◆ WHAT TO WORK ON: Pick the lines holding the string "SPENDING" out of the records and copy them.

Data items:
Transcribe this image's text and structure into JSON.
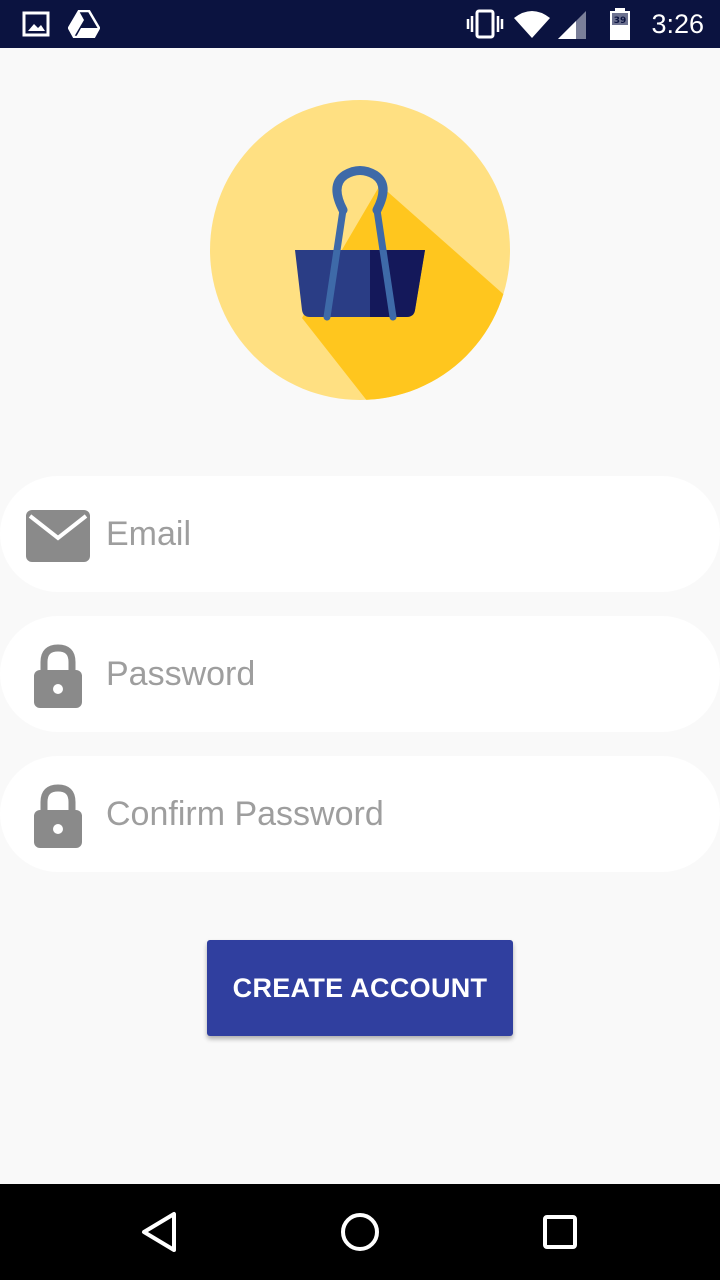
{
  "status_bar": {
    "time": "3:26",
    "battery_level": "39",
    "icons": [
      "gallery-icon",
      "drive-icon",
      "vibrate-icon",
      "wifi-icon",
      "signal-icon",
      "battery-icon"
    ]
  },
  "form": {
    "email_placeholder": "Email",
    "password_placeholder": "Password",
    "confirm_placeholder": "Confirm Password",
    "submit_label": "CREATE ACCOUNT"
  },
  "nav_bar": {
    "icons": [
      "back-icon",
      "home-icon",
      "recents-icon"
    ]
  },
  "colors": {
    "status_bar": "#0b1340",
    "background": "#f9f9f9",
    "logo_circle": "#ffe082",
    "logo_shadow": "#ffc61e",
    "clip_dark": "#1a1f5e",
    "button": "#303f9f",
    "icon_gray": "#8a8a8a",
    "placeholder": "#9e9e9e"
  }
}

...

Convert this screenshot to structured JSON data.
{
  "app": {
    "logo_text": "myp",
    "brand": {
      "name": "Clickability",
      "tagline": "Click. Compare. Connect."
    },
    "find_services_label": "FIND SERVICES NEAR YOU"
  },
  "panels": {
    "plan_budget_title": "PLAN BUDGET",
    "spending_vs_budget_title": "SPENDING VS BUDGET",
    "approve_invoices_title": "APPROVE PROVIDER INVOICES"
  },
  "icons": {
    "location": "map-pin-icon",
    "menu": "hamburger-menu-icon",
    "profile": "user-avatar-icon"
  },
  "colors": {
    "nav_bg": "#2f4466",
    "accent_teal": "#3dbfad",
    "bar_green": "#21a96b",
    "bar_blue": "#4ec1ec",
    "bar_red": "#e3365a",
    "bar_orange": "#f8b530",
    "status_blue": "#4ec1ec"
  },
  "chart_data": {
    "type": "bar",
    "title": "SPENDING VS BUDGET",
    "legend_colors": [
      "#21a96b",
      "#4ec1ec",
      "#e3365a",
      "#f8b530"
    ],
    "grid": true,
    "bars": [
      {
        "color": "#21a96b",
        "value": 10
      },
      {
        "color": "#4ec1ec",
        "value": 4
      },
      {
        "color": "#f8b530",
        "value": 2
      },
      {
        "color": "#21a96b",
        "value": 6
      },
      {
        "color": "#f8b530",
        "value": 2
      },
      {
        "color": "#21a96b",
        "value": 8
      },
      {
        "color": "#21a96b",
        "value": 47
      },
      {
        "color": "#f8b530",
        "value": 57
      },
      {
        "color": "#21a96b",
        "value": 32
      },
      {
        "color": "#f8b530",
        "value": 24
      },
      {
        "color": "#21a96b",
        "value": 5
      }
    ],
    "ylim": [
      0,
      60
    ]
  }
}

◆ OUTPUT FOR THIS EXERCISE:
    "spending_vs_budget_title": "SPENDING VS BUDGET",
    "title": "SPENDING VS BUDGET",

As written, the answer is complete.